steaks smoking on a grill

Place the steaks immediately on a plate and cover with foil to let them rest.  This rest period is very important – it allows the juices to equilibrate so they don’t ooze out the steak the minute you cut into it.  It makes for a more tender, juicy bite!

Garnish and serve just the way it is – if you did it right it’ll be delicious!  And trust me, if you do splurge and get prime meat, it’ll be the best steak you’ve had in a long time!

steak on a plate

Link’s Meat and Rice Bowl

    • Any raw prime meat or bird thigh
    • Rock salt

Salt Grilled Prime Meat

  • Servings: 4
  • Difficulty: moderately easy
  • Print

Prime New York Strip steak charcoal-grilled with salt and pepper


Ingredients

  • 4 Prime New York strip steaks, about 1 inch thick
  • 1-2 tablespoons kosher salt
  • 1-2 teaspoons pepper
  • 2-3 tablespoons oil
  • 40 or so Kingsford Match Light briquettes (This quantity is based on the size of my grill. You may need more or less based on yours.)

Directions

  1. Warm the steaks to room temperature.
  2. 10 minutes before cooking your steaks build a pyramid of briquettes in your grill. Light them in multiple places and allow to burn until ashy.
  3. Dry your steaks with a paper towel, especially if they were previously frozen.
  4. Brush the steaks lightly with olive oil and generously spread kosher salt and pepper. Gently rub this in to the steaks.
  5. When the briquettes are ashy and grey, but still hot, this means they are ready. Spread them evenly across the bottom of the grill and replace the grill top.
  6. Add the steaks perpendicular or at an angle to the grill lines. Don’t place them parallel because this won’t give your steaks the support they need.
  7. Cover the grill and allow to cook for 5-7 minutes. This time is dependent on several factors, including the heat outside, retention of heat in the grill, and thickness of the steaks. Keep an eye on them so they don’t overcook!
  8. Before they steaks look cooked on both sides flip them, cover, and cook for another 5-7 minutes. This time will be determined again, by lots of factors, including how well done you’d like them.
  9. Remove from the grill and cover with foil. Allow the steaks to rest for at least 5-7 minutes.
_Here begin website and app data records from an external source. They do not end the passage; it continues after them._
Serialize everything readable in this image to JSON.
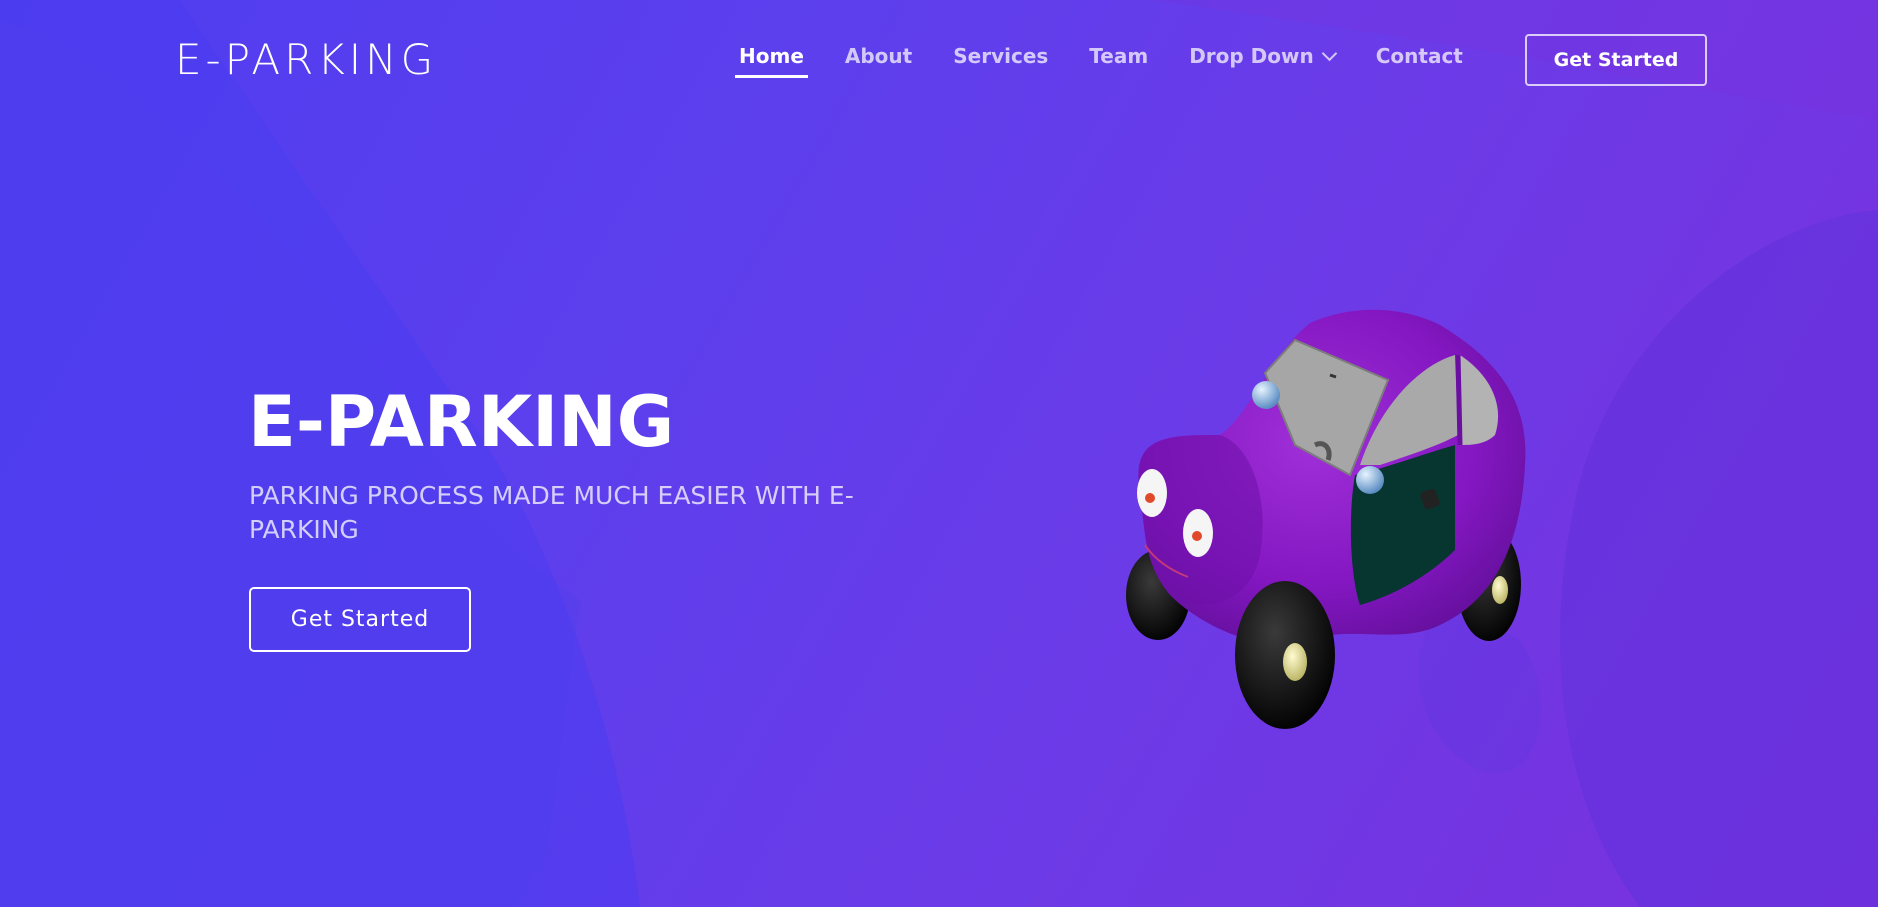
{
  "brand": {
    "logo_text": "E-PARKING"
  },
  "nav": {
    "items": [
      {
        "label": "Home",
        "active": true
      },
      {
        "label": "About"
      },
      {
        "label": "Services"
      },
      {
        "label": "Team"
      },
      {
        "label": "Drop Down",
        "has_dropdown": true
      },
      {
        "label": "Contact"
      }
    ],
    "cta_label": "Get Started"
  },
  "hero": {
    "title": "E-PARKING",
    "subtitle": "PARKING PROCESS MADE MUCH EASIER WITH E-PARKING",
    "cta_label": "Get Started"
  },
  "illustration": {
    "icon": "purple-car-icon"
  },
  "colors": {
    "background_start": "#4f3df0",
    "background_end": "#7a30dc",
    "text": "#ffffff",
    "car_body": "#8a1fc7"
  }
}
This will allow the juices to equilibrate and will make your steak more juicy.
  10. Serve with whatever you’d like but enjoy these steaks just as they are! You won’t regret it.